(About this exercise): Copy each line of the entries that contains the word "likes".
*****
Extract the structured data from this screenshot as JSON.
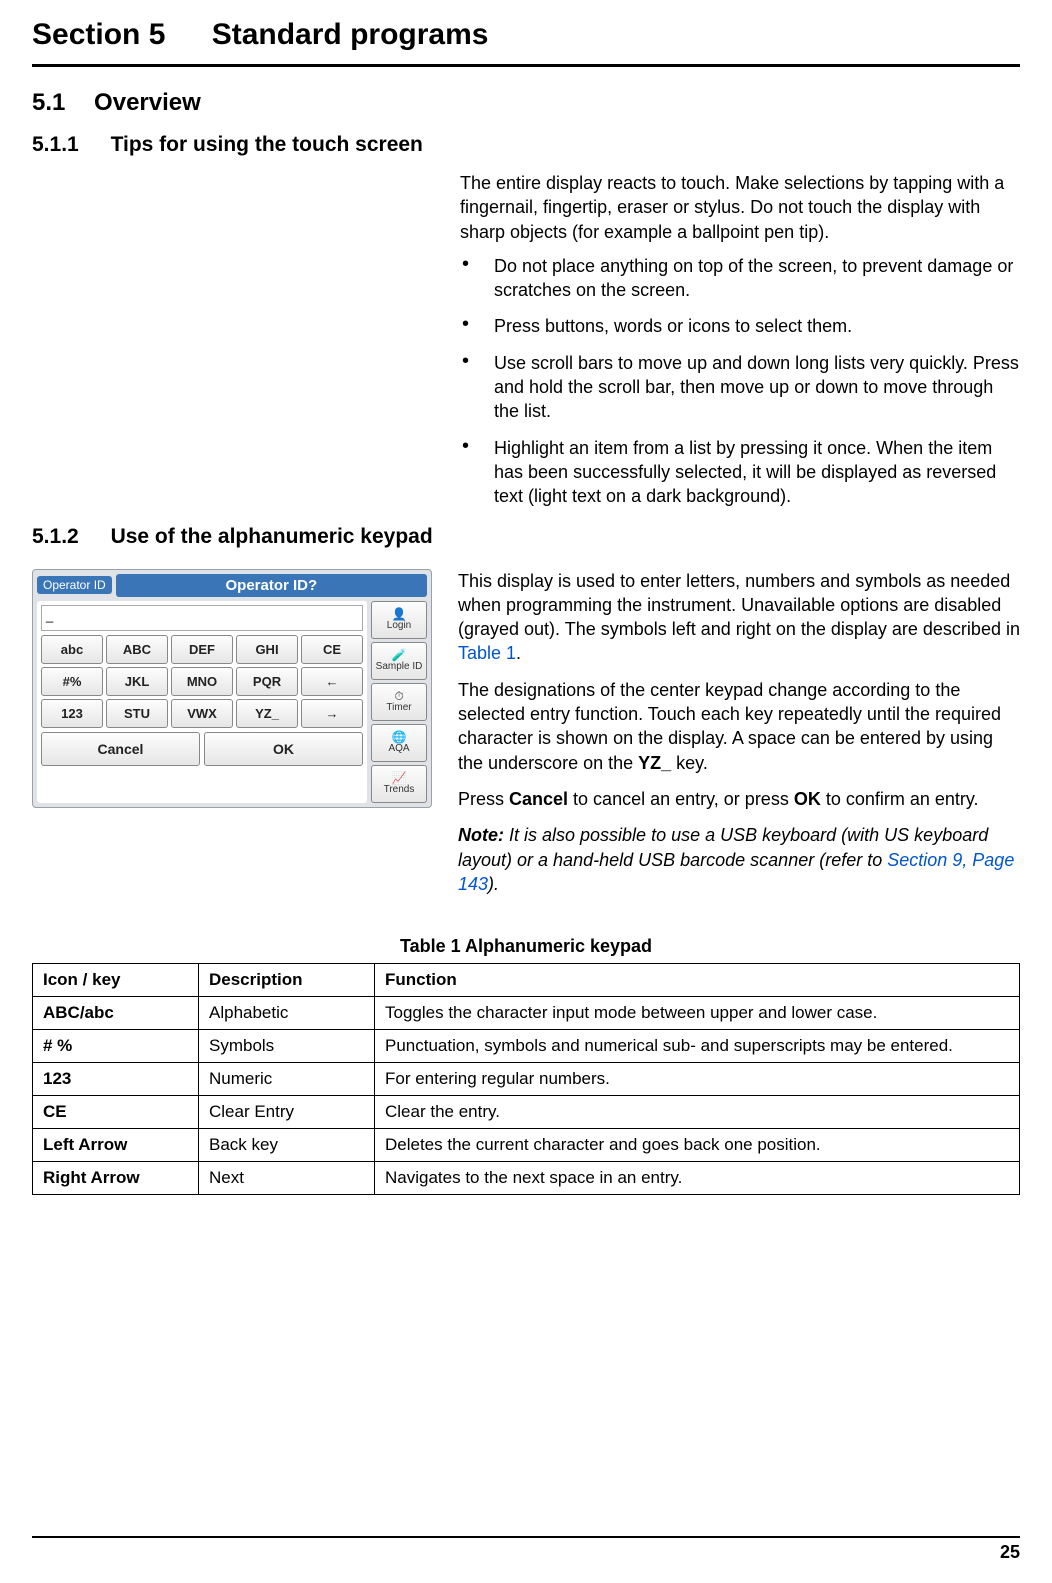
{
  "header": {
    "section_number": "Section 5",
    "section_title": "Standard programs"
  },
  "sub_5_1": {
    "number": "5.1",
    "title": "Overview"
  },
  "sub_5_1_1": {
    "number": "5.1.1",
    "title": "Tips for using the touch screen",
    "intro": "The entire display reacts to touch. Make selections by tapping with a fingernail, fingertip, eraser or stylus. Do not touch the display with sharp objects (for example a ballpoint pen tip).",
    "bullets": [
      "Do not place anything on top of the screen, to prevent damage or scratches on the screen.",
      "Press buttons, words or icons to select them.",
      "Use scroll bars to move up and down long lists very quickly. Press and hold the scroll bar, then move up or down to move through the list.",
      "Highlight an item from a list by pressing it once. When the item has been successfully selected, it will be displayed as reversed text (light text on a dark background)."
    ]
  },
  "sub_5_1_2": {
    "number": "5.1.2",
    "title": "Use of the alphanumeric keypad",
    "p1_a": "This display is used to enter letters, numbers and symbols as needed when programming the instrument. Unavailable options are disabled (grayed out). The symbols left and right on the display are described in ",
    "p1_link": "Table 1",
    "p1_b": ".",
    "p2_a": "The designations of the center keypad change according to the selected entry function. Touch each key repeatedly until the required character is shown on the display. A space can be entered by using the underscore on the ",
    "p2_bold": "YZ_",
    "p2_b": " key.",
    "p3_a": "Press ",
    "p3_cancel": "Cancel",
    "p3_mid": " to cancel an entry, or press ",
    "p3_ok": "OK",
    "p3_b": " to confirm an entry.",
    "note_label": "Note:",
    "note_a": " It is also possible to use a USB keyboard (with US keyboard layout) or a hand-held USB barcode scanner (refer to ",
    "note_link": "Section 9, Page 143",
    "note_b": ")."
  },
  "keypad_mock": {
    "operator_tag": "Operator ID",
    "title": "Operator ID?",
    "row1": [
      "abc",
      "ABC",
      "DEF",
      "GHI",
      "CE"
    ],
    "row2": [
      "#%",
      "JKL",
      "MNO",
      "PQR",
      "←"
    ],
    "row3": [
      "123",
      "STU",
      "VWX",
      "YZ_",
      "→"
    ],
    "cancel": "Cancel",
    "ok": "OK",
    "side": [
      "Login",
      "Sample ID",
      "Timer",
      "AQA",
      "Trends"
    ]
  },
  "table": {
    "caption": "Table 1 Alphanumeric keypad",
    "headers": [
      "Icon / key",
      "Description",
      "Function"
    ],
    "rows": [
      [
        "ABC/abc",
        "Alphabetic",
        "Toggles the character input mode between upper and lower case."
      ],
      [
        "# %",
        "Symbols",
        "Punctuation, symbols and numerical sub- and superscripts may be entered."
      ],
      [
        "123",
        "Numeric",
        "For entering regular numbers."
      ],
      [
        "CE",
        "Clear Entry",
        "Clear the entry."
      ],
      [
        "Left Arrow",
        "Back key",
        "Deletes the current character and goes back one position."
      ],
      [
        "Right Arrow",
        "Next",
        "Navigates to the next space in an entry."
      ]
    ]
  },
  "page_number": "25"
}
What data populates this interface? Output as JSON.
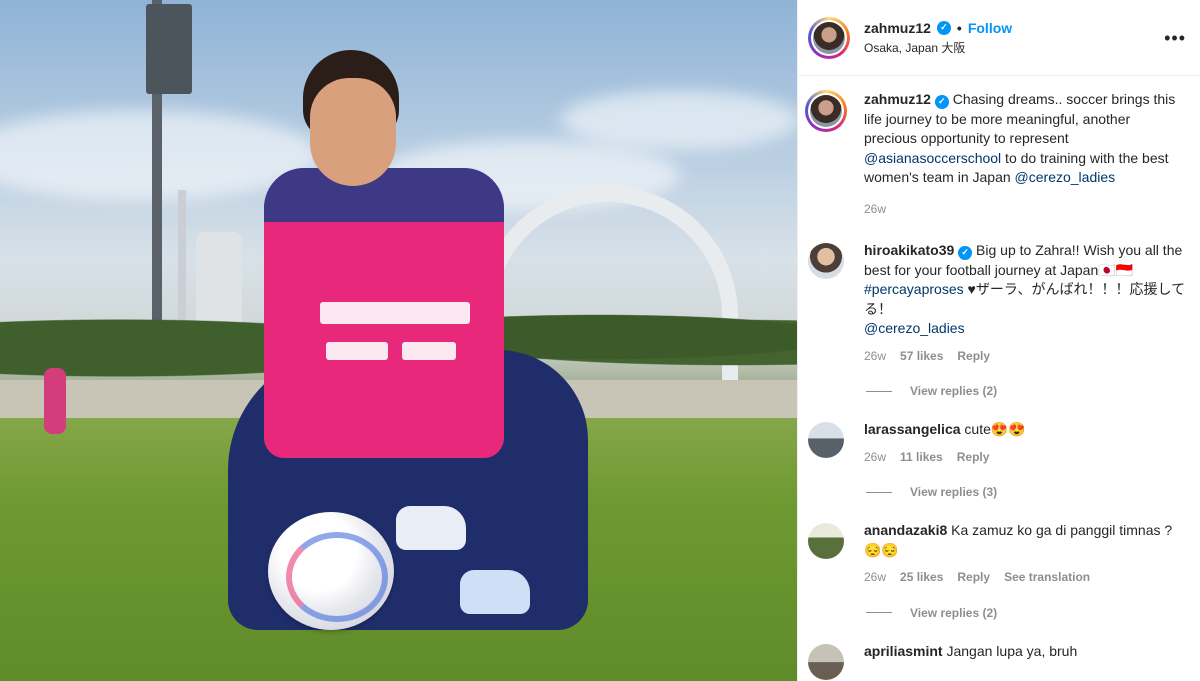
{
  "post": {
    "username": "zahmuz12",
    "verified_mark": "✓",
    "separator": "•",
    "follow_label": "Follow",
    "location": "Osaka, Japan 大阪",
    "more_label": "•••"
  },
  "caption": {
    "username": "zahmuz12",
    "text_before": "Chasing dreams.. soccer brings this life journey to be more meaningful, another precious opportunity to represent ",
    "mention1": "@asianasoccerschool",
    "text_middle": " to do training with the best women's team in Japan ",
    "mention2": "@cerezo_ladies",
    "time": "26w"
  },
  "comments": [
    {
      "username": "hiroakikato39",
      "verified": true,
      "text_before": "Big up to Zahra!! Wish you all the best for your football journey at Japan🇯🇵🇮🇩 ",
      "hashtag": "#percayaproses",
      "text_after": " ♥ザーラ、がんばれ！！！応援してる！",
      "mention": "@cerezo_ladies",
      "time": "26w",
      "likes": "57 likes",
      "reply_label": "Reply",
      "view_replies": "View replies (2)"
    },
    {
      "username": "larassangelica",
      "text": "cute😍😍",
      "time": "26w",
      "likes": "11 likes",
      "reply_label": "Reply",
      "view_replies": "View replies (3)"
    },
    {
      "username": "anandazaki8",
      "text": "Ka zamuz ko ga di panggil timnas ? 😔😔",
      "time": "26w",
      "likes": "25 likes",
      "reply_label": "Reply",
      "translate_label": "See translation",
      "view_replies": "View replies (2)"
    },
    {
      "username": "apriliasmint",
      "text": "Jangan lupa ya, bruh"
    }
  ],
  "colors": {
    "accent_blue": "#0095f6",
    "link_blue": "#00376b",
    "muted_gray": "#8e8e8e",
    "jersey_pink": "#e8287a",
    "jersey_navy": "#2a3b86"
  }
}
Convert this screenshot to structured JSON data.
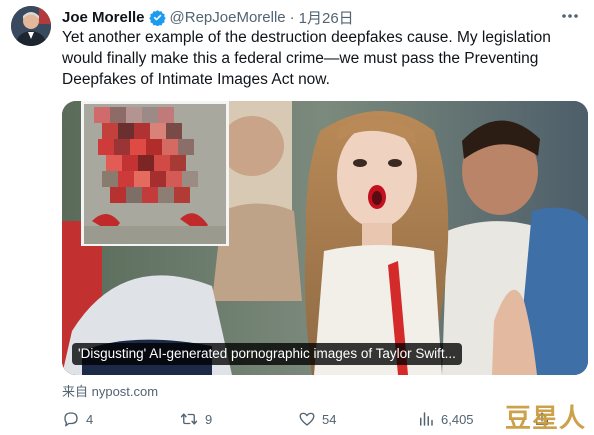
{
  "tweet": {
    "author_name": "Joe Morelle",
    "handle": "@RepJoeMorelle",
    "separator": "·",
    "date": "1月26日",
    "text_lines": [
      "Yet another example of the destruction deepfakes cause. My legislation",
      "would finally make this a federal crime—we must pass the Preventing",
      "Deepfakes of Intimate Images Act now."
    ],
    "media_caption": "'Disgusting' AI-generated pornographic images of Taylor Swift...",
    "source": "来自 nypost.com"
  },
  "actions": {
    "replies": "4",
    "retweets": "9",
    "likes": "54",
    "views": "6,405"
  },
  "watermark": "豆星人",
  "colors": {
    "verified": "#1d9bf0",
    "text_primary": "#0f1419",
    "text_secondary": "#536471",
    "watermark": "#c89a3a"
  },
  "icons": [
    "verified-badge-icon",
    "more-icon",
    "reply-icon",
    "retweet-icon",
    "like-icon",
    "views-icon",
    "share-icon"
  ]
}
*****
(Exercise response):
      "likes": "57 likes",
      "likes": "11 likes",
      "likes": "25 likes",
    "likes": "54",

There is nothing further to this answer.